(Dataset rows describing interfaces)
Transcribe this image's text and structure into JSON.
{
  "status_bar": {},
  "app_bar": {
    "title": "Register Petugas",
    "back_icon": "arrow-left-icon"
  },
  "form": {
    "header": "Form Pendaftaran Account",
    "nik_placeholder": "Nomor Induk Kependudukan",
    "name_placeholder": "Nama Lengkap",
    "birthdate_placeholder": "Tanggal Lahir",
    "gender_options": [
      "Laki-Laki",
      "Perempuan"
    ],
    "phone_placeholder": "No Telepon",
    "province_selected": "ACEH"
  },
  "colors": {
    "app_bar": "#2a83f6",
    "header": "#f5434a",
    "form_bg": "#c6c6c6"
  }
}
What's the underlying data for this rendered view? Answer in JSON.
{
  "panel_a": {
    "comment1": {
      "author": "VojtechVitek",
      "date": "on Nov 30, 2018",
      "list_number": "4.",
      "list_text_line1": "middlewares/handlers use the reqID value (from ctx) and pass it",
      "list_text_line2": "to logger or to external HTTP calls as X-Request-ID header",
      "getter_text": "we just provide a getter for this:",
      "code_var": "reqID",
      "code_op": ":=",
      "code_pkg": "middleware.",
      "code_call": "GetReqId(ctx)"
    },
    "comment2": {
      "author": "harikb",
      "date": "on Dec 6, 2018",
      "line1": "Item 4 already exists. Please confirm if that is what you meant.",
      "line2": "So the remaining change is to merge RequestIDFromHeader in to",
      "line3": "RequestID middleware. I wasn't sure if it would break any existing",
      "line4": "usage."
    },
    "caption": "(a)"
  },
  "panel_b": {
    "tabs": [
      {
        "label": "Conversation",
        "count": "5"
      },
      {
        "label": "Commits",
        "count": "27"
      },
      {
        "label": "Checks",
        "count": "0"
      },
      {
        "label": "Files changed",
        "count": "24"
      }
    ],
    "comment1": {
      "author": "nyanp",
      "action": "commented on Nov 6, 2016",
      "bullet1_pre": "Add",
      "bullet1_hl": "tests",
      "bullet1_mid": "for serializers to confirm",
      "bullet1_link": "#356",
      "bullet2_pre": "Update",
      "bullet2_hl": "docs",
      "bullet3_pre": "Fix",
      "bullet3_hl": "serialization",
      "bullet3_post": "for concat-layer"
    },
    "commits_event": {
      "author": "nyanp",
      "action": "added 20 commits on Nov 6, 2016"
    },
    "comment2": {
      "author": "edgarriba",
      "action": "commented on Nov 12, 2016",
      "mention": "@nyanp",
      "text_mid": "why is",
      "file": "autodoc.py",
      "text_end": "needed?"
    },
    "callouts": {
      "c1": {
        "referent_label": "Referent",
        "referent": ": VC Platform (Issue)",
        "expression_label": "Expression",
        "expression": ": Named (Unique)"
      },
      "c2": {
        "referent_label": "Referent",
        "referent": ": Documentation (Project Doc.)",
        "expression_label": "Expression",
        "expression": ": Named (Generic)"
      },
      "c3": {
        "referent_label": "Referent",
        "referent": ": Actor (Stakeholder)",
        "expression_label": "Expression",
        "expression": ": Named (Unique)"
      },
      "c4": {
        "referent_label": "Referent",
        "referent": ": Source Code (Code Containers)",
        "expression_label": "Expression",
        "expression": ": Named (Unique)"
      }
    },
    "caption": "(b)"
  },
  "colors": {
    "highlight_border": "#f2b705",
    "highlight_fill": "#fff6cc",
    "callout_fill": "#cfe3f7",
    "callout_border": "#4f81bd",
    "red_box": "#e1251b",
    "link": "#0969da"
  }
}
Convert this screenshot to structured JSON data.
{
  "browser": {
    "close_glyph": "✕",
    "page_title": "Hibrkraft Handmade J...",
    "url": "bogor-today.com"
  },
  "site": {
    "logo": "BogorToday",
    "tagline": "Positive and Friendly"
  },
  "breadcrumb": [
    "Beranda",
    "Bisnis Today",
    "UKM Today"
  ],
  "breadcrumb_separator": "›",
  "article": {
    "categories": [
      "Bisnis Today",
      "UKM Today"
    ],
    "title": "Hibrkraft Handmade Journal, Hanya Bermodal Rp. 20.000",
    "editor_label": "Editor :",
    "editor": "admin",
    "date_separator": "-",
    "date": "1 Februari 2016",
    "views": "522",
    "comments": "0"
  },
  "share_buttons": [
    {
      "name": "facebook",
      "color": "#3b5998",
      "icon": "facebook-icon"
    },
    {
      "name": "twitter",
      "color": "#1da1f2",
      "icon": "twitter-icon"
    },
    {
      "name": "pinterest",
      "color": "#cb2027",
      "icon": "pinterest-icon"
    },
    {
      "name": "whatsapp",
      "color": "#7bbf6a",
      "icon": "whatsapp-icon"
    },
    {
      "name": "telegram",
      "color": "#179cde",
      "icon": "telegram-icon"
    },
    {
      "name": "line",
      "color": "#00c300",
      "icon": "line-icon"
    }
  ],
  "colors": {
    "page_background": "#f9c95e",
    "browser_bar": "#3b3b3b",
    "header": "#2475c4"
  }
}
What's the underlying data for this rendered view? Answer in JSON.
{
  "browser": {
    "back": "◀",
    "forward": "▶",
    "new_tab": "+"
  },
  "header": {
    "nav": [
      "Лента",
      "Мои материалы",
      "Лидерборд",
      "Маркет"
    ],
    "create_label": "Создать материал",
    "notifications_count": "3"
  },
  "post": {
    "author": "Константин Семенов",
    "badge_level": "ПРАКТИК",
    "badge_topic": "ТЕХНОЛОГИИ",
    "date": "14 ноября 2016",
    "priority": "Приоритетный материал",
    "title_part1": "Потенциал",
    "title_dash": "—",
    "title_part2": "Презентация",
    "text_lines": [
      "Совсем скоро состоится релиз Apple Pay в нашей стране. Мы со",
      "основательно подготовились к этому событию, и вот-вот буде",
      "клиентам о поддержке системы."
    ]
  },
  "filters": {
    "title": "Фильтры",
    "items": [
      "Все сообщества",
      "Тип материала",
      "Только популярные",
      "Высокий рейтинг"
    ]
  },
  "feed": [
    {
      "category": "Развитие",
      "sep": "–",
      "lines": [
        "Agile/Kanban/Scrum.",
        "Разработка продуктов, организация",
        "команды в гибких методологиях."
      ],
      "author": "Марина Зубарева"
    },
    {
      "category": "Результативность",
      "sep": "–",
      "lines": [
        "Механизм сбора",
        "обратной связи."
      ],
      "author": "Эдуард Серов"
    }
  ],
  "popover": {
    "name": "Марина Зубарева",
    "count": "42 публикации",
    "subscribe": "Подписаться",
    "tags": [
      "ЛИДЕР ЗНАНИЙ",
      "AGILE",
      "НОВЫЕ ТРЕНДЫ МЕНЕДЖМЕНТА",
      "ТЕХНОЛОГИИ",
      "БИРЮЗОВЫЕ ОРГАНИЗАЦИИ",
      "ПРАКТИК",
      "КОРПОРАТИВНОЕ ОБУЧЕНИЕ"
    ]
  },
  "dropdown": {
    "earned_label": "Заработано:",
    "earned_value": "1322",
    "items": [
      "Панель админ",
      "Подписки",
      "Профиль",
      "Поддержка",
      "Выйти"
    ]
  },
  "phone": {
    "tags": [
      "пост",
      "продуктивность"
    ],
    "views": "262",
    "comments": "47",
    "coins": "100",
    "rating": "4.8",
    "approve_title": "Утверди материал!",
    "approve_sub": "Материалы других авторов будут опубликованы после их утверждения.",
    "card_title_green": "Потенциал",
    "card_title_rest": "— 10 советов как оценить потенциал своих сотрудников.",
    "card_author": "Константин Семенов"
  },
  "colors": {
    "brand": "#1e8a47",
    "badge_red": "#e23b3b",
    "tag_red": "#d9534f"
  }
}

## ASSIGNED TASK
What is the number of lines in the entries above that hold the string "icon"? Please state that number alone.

## WRITTEN RESPONSE
7